Senior homes have changed dramatically over the last decade. Many provide a luxurious or homely atmosphere, which is a far cry from the institutional rooms of old. A part of this change has been driven by what people want and need from senior homes. It’s no secret that what people expect from their living facility is a lot different today than even a year ago.
What do people look for when choosing a senior home for themselves or a loved one? Here are the top 3 things residents expect from their modern-day senior home.
Security & Safety
The need for security and safety has not changed much over the years. But residents expect more from their senior home than simply having doctors on call or experienced nurses. Having a medical professional on-site was once an added bonus, today it is an expected feature.
Residents want their homes to be equipped with the latest safety and health technology. A senior living community should have at least a few of the following safety features:
Quite a few seniors use smartphones to keep track of doctor appointments, checkups and their overall health. Even residents without memory issues appreciate getting medication reminders via email or phone. The Cōv system can also send alerts to a resident’s caregiver or assigned clinician.
Daily presence calls
Pull cords are practically a standard requirement in senior homes today but not all communities have implemented them. Another commonly expected feature is daily presence calls to residents, to ensure their well-being and safety.
Staying physically active
Doctors recommend physical activity for seniors as long as they’re not limited by health issues. Why? Staying active has been shown to have a number of positive benefits on senior health including:
- Reduce the risk of falling and breaking bones
- Alleviate the symptoms and effects of chronic illnesses such as diabetes and high blood pressure
- Helps improve stamina, muscle strength, and flexibility
Physical activity can also help mental health by reducing the symptoms of depression and anxiety .
As awareness of the importance of physical activity grows among seniors, they look for options available in a senior community. For more ideas on keeping residents active in a safe way, visit our previous blog post.

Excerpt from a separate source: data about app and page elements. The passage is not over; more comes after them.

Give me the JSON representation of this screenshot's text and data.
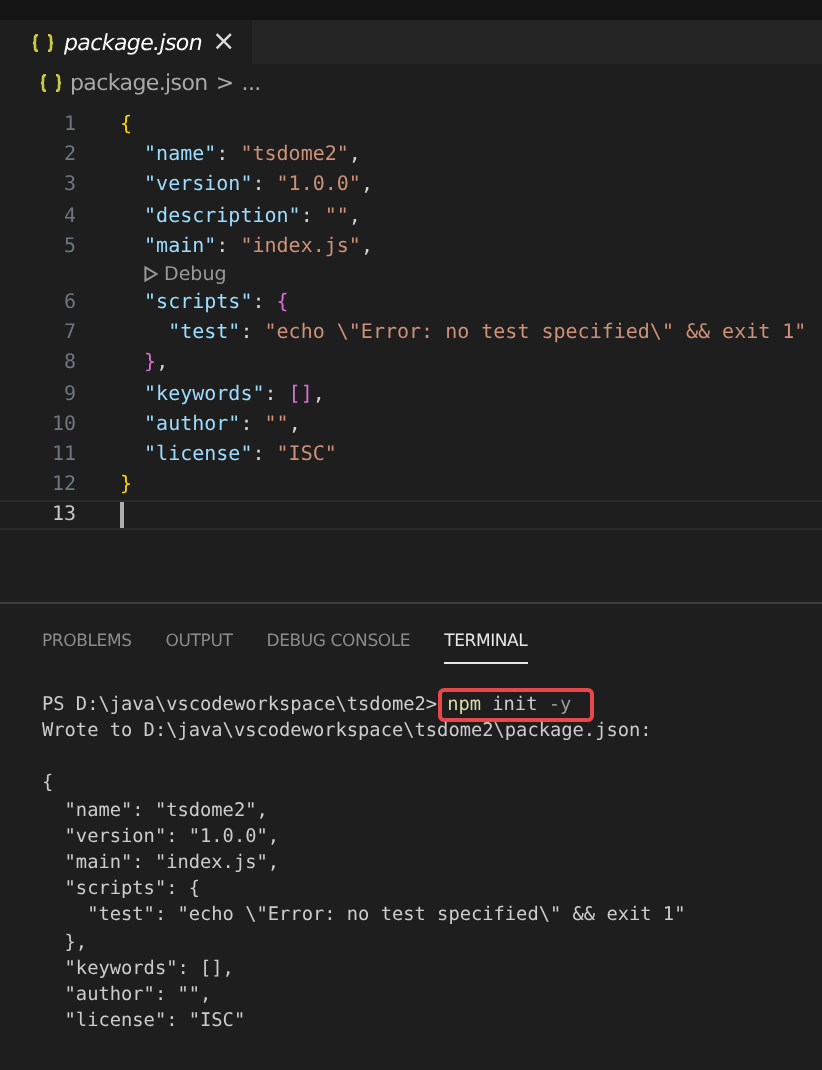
{
  "tab": {
    "label": "package.json",
    "selected": true,
    "close": "×"
  },
  "breadcrumb": {
    "file": "package.json",
    "separator": ">",
    "more": "..."
  },
  "editor": {
    "lines": [
      {
        "number": "1",
        "tokens": [
          {
            "kind": "brace",
            "text": "{"
          }
        ]
      },
      {
        "number": "2",
        "tokens": [
          {
            "kind": "key",
            "text": "  \"name\""
          },
          {
            "kind": "punct",
            "text": ": "
          },
          {
            "kind": "string",
            "text": "\"tsdome2\""
          },
          {
            "kind": "punct",
            "text": ","
          }
        ]
      },
      {
        "number": "3",
        "tokens": [
          {
            "kind": "key",
            "text": "  \"version\""
          },
          {
            "kind": "punct",
            "text": ": "
          },
          {
            "kind": "string",
            "text": "\"1.0.0\""
          },
          {
            "kind": "punct",
            "text": ","
          }
        ]
      },
      {
        "number": "4",
        "tokens": [
          {
            "kind": "key",
            "text": "  \"description\""
          },
          {
            "kind": "punct",
            "text": ": "
          },
          {
            "kind": "string",
            "text": "\"\""
          },
          {
            "kind": "punct",
            "text": ","
          }
        ]
      },
      {
        "number": "5",
        "tokens": [
          {
            "kind": "key",
            "text": "  \"main\""
          },
          {
            "kind": "punct",
            "text": ": "
          },
          {
            "kind": "string",
            "text": "\"index.js\""
          },
          {
            "kind": "punct",
            "text": ","
          }
        ],
        "codelens": "Debug"
      },
      {
        "number": "6",
        "tokens": [
          {
            "kind": "key",
            "text": "  \"scripts\""
          },
          {
            "kind": "punct",
            "text": ": "
          },
          {
            "kind": "brace2",
            "text": "{"
          }
        ]
      },
      {
        "number": "7",
        "tokens": [
          {
            "kind": "key",
            "text": "    \"test\""
          },
          {
            "kind": "punct",
            "text": ": "
          },
          {
            "kind": "string",
            "text": "\"echo \\\"Error: no test specified\\\" && exit 1\""
          }
        ]
      },
      {
        "number": "8",
        "tokens": [
          {
            "kind": "brace2",
            "text": "  }"
          },
          {
            "kind": "punct",
            "text": ","
          }
        ]
      },
      {
        "number": "9",
        "tokens": [
          {
            "kind": "key",
            "text": "  \"keywords\""
          },
          {
            "kind": "punct",
            "text": ": "
          },
          {
            "kind": "brace2",
            "text": "[]"
          },
          {
            "kind": "punct",
            "text": ","
          }
        ]
      },
      {
        "number": "10",
        "tokens": [
          {
            "kind": "key",
            "text": "  \"author\""
          },
          {
            "kind": "punct",
            "text": ": "
          },
          {
            "kind": "string",
            "text": "\"\""
          },
          {
            "kind": "punct",
            "text": ","
          }
        ]
      },
      {
        "number": "11",
        "tokens": [
          {
            "kind": "key",
            "text": "  \"license\""
          },
          {
            "kind": "punct",
            "text": ": "
          },
          {
            "kind": "string",
            "text": "\"ISC\""
          }
        ]
      },
      {
        "number": "12",
        "tokens": [
          {
            "kind": "brace",
            "text": "}"
          }
        ]
      },
      {
        "number": "13",
        "current": true
      }
    ]
  },
  "panel_tabs": [
    {
      "label": "PROBLEMS",
      "selected": false
    },
    {
      "label": "OUTPUT",
      "selected": false
    },
    {
      "label": "DEBUG CONSOLE",
      "selected": false
    },
    {
      "label": "TERMINAL",
      "selected": true
    }
  ],
  "terminal": {
    "prompt": "PS D:\\java\\vscodeworkspace\\tsdome2>",
    "command": [
      {
        "kind": "program",
        "text": "npm"
      },
      {
        "kind": "arg",
        "text": " init"
      },
      {
        "kind": "flag",
        "text": " -y"
      }
    ],
    "command_highlighted": true,
    "output": [
      "Wrote to D:\\java\\vscodeworkspace\\tsdome2\\package.json:"
    ],
    "printed_json": [
      "{",
      "  \"name\": \"tsdome2\",",
      "  \"version\": \"1.0.0\",",
      "  \"main\": \"index.js\",",
      "  \"scripts\": {",
      "    \"test\": \"echo \\\"Error: no test specified\\\" && exit 1\"",
      "  },",
      "  \"keywords\": [],",
      "  \"author\": \"\",",
      "  \"license\": \"ISC\""
    ]
  }
}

Group fitness classes
Group fitness classes offer both physical activity and a chance to socialize with others. many seniors like to attend group classes with friends better than walking alone. It is a source of motivation and can help them stay active for longer. Learning tai-chi or playing Wii sports offers more fun when doing it with friends.
Many seniors are limited by their health when it comes to physical activity. They may not be able to manage a huge backyard on their own. But residences can set aside a common space for seniors to grow fruits, vegetables, and flowers. This alternative also encourages socializing as well as exercise.
Low-impact fitness programs
Low-impact fitness activities like yoga or water aerobics are suitable for those with joint pains or mobility issues. Seniors prefer communities that offer a variety of options to choose from, according to their ability or even mood.
Many people look forward to retirement and taking a step back from the pressure of working. But many seniors also find that retirement brings boredom and isolation. They no longer have the stimulation of intellectual conversation with colleagues or meetings to look forward to. Friendships based on professional interests can also come to an end with retirement.
Hence seniors want and expect learning opportunities at any senior community. The absence of job responsibilities means they finally have the time to pursue old hobbies or explore new interests.
Guest lecturers are a great way for residences to offer unique learning opportunities for seniors. Rotating the subject matter keeps the audience engaged and attentive. It also exposes residents to new subjects that they might be interested in researching further.
Hobbies and clubs
Creative hobbies like art, pottery, crochet, and card making are popular among seniors as they provide an opportunity for community engagement. They might like to pick up old hobbies after retirement or pursue new ones they never had the time for. Art and craft classes, weekly or monthly clubs as well as competitions are an added attraction for seniors when it comes to retirement communities. Residences may even partner with a local college or university to offer classes in various subjects.
Residents expect senior homes to prioritize their health and safety, offer physical activities along with learning opportunities. For many people, the decision to move into a senior community is a choice rather than a forced decision. Accordingly, senior living is making a transition from needs-based features to more lifestyle-specific services. While medical services are still required, retirees expect so much more from their senior home.